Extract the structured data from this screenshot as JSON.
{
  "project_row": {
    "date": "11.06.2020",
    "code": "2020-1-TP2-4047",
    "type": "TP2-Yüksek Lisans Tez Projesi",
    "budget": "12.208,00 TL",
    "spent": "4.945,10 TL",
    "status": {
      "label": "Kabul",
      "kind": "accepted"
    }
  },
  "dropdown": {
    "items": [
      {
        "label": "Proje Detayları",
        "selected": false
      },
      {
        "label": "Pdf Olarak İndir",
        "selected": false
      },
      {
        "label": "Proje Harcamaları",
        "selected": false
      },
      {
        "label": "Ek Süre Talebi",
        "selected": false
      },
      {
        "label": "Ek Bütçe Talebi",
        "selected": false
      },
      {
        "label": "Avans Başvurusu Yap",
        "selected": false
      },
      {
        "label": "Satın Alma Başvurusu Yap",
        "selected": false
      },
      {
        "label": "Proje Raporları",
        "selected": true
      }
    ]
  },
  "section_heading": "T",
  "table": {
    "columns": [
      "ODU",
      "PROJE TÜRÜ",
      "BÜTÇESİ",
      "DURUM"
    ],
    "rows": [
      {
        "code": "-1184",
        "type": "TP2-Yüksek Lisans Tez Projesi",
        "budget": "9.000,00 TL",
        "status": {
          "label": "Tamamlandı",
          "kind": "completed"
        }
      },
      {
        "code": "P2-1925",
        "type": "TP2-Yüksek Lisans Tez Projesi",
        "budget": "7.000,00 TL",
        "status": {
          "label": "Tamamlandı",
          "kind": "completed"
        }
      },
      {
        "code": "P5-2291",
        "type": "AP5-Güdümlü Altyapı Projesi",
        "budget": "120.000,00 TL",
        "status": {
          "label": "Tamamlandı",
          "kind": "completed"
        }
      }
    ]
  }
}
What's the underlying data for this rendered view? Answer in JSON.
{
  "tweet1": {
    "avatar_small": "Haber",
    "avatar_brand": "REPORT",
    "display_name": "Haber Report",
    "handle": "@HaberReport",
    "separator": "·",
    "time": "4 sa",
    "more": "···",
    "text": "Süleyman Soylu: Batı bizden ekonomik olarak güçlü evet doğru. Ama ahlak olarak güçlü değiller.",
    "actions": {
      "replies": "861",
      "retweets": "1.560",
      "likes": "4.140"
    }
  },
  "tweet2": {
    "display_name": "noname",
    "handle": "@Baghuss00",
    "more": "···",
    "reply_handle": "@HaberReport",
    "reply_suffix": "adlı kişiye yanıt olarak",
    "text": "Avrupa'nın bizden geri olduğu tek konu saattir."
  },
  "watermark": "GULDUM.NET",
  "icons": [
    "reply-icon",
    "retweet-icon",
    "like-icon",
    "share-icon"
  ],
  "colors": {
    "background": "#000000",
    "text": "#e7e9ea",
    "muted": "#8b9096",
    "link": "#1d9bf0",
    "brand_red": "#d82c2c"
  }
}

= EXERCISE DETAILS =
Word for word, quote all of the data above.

= RESPONSE BELOW =
Extract the structured data from this screenshot as JSON.
{
  "project_row": {
    "date": "11.06.2020",
    "code": "2020-1-TP2-4047",
    "type": "TP2-Yüksek Lisans Tez Projesi",
    "budget": "12.208,00 TL",
    "spent": "4.945,10 TL",
    "status": {
      "label": "Kabul",
      "kind": "accepted"
    }
  },
  "dropdown": {
    "items": [
      {
        "label": "Proje Detayları",
        "selected": false
      },
      {
        "label": "Pdf Olarak İndir",
        "selected": false
      },
      {
        "label": "Proje Harcamaları",
        "selected": false
      },
      {
        "label": "Ek Süre Talebi",
        "selected": false
      },
      {
        "label": "Ek Bütçe Talebi",
        "selected": false
      },
      {
        "label": "Avans Başvurusu Yap",
        "selected": false
      },
      {
        "label": "Satın Alma Başvurusu Yap",
        "selected": false
      },
      {
        "label": "Proje Raporları",
        "selected": true
      }
    ]
  },
  "section_heading": "T",
  "table": {
    "columns": [
      "ODU",
      "PROJE TÜRÜ",
      "BÜTÇESİ",
      "DURUM"
    ],
    "rows": [
      {
        "code": "-1184",
        "type": "TP2-Yüksek Lisans Tez Projesi",
        "budget": "9.000,00 TL",
        "status": {
          "label": "Tamamlandı",
          "kind": "completed"
        }
      },
      {
        "code": "P2-1925",
        "type": "TP2-Yüksek Lisans Tez Projesi",
        "budget": "7.000,00 TL",
        "status": {
          "label": "Tamamlandı",
          "kind": "completed"
        }
      },
      {
        "code": "P5-2291",
        "type": "AP5-Güdümlü Altyapı Projesi",
        "budget": "120.000,00 TL",
        "status": {
          "label": "Tamamlandı",
          "kind": "completed"
        }
      }
    ]
  }
}
What's the underlying data for this rendered view? Answer in JSON.
{
  "tweet1": {
    "avatar_small": "Haber",
    "avatar_brand": "REPORT",
    "display_name": "Haber Report",
    "handle": "@HaberReport",
    "separator": "·",
    "time": "4 sa",
    "more": "···",
    "text": "Süleyman Soylu: Batı bizden ekonomik olarak güçlü evet doğru. Ama ahlak olarak güçlü değiller.",
    "actions": {
      "replies": "861",
      "retweets": "1.560",
      "likes": "4.140"
    }
  },
  "tweet2": {
    "display_name": "noname",
    "handle": "@Baghuss00",
    "more": "···",
    "reply_handle": "@HaberReport",
    "reply_suffix": "adlı kişiye yanıt olarak",
    "text": "Avrupa'nın bizden geri olduğu tek konu saattir."
  },
  "watermark": "GULDUM.NET",
  "icons": [
    "reply-icon",
    "retweet-icon",
    "like-icon",
    "share-icon"
  ],
  "colors": {
    "background": "#000000",
    "text": "#e7e9ea",
    "muted": "#8b9096",
    "link": "#1d9bf0",
    "brand_red": "#d82c2c"
  }
}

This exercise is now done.